» BRIEF
Your response must be made up of each line in the data below that contains the string "Database".

» Entries from a dataset of interfaces
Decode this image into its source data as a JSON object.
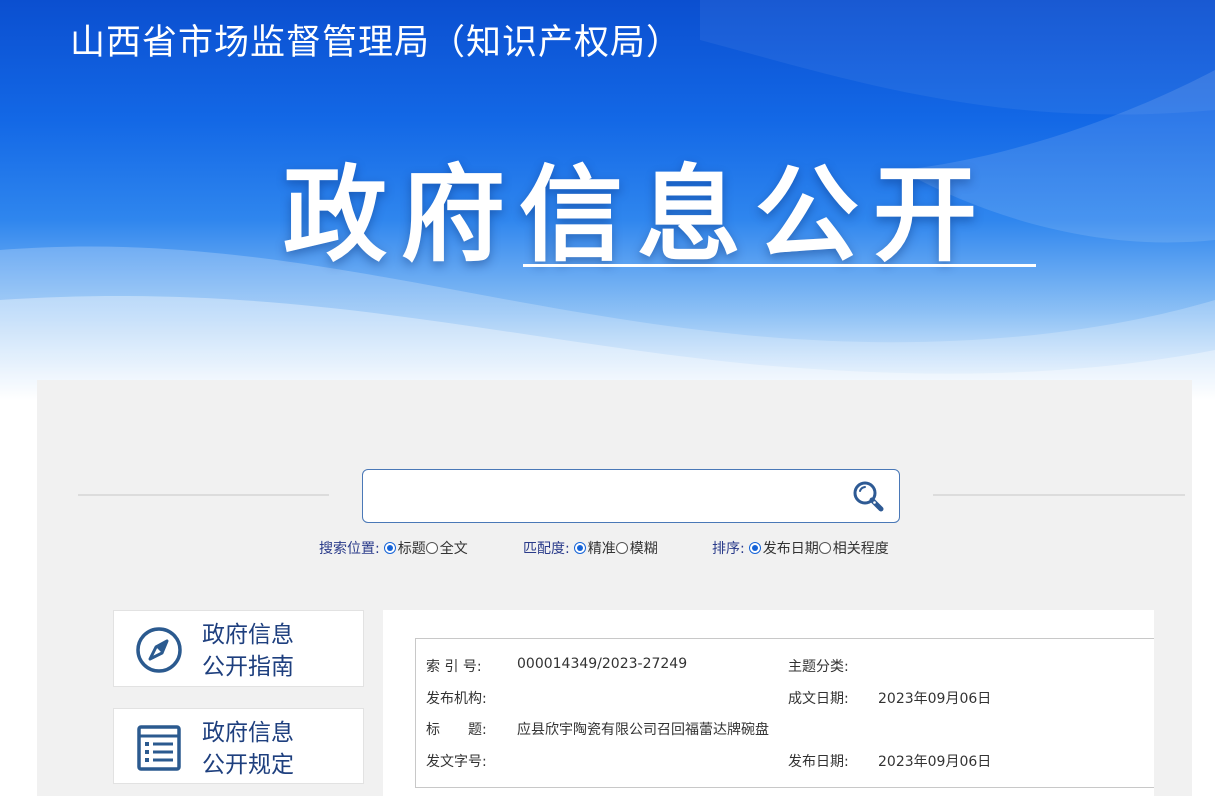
{
  "header": {
    "site_title": "山西省市场监督管理局（知识产权局）",
    "hero_title": "政府信息公开"
  },
  "search": {
    "placeholder": "",
    "button_icon": "search-icon",
    "position": {
      "label": "搜索位置:",
      "options": [
        "标题",
        "全文"
      ],
      "selected": "标题"
    },
    "match": {
      "label": "匹配度:",
      "options": [
        "精准",
        "模糊"
      ],
      "selected": "精准"
    },
    "sort": {
      "label": "排序:",
      "options": [
        "发布日期",
        "相关程度"
      ],
      "selected": "发布日期"
    }
  },
  "nav": {
    "items": [
      {
        "line1": "政府信息",
        "line2": "公开指南",
        "icon": "compass-icon"
      },
      {
        "line1": "政府信息",
        "line2": "公开规定",
        "icon": "list-icon"
      }
    ]
  },
  "info": {
    "index_label": "索 引 号:",
    "index_value": "000014349/2023-27249",
    "topic_label": "主题分类:",
    "topic_value": "",
    "agency_label": "发布机构:",
    "agency_value": "",
    "created_label": "成文日期:",
    "created_value": "2023年09月06日",
    "title_label": "标　　题:",
    "title_value": "应县欣宇陶瓷有限公司召回福蕾达牌碗盘",
    "docno_label": "发文字号:",
    "docno_value": "",
    "published_label": "发布日期:",
    "published_value": "2023年09月06日"
  },
  "colors": {
    "banner_blue": "#1368e6",
    "nav_text": "#1e3f7e",
    "option_label": "#2a3b8a",
    "panel_bg": "#f1f1f1"
  }
}
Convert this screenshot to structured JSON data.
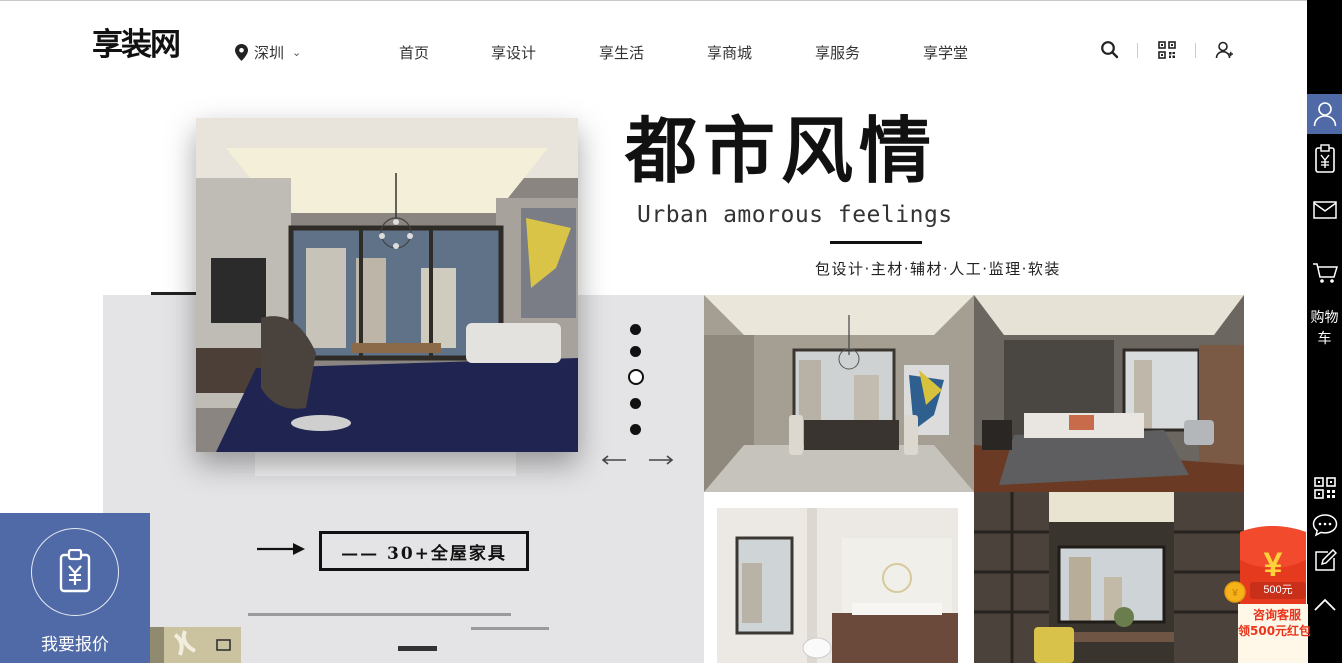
{
  "header": {
    "logo": "享装网",
    "city": "深圳",
    "nav": [
      "首页",
      "享设计",
      "享生活",
      "享商城",
      "享服务",
      "享学堂"
    ],
    "icons": [
      "search-icon",
      "qrcode-icon",
      "user-icon"
    ]
  },
  "hero": {
    "title_cn": "都市风情",
    "title_en": "Urban amorous feelings",
    "services": "包设计·主材·辅材·人工·监理·软装",
    "tag": "—— 30+全屋家具",
    "slide_dots": 5,
    "active_dot": 3
  },
  "quote_panel": {
    "icon": "clipboard-yuan-icon",
    "label": "我要报价"
  },
  "sidebar": {
    "items": [
      "user-icon",
      "clipboard-yuan-icon",
      "mail-icon",
      "cart-icon",
      "qrcode-icon",
      "chat-icon",
      "edit-icon",
      "back-to-top-icon"
    ],
    "cart_label": "购物车"
  },
  "red_packet": {
    "symbol": "¥",
    "amount": "500元",
    "line1": "咨询客服",
    "line2": "领500元红包"
  },
  "colors": {
    "accent": "#4f6aa6",
    "grey_block": "#e4e4e6",
    "red": "#e8351b",
    "sidebar": "#000000"
  }
}
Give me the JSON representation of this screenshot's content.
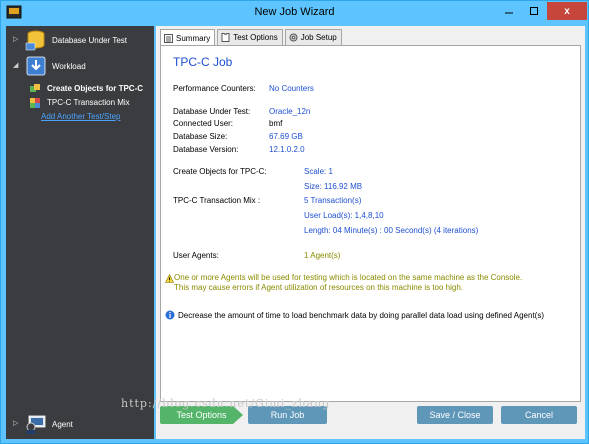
{
  "window": {
    "title": "New Job Wizard",
    "close_label": "x"
  },
  "sidebar": {
    "items": [
      {
        "label": "Database Under Test"
      },
      {
        "label": "Workload"
      },
      {
        "label": "Agent"
      }
    ],
    "workload_subitems": [
      {
        "label": "Create Objects for TPC-C"
      },
      {
        "label": "TPC-C Transaction Mix"
      }
    ],
    "add_test_link": "Add Another Test/Step"
  },
  "tabs": [
    {
      "label": "Summary"
    },
    {
      "label": "Test Options"
    },
    {
      "label": "Job Setup"
    }
  ],
  "summary": {
    "title": "TPC-C Job",
    "perf_counters_label": "Performance Counters:",
    "perf_counters_value": "No Counters",
    "db_under_test_label": "Database Under Test:",
    "db_under_test_value": "Oracle_12n",
    "connected_user_label": "Connected User:",
    "connected_user_value": "bmf",
    "db_size_label": "Database Size:",
    "db_size_value": "67.69 GB",
    "db_version_label": "Database Version:",
    "db_version_value": "12.1.0.2.0",
    "create_objects_label": "Create Objects for TPC-C:",
    "scale_value": "Scale: 1",
    "size_value": "Size: 116.92 MB",
    "transaction_mix_label": "TPC-C Transaction Mix :",
    "transactions_value": "5 Transaction(s)",
    "user_loads_value": "User Load(s): 1,4,8,10",
    "length_value": "Length: 04 Minute(s) : 00 Second(s) (4 iterations)",
    "user_agents_label": "User Agents:",
    "user_agents_value": "1 Agent(s)",
    "warning_line1": "One or more Agents will be used for testing which is located on the same machine as the Console.",
    "warning_line2": "This may cause errors if Agent utilization of resources on this machine is too high.",
    "info_text": "Decrease the amount of time to load benchmark data by doing parallel data load using defined Agent(s)"
  },
  "buttons": {
    "test_options": "Test Options",
    "run_job": "Run Job",
    "save_close": "Save / Close",
    "cancel": "Cancel"
  },
  "watermark": "http://blog.csdn.net/Gimi_zhang"
}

» SOLUTION TO THIS EXERCISE
        "label": "Database Under Test"
    "db_under_test_label": "Database Under Test:",
    "db_size_label": "Database Size:",
    "db_version_label": "Database Version:",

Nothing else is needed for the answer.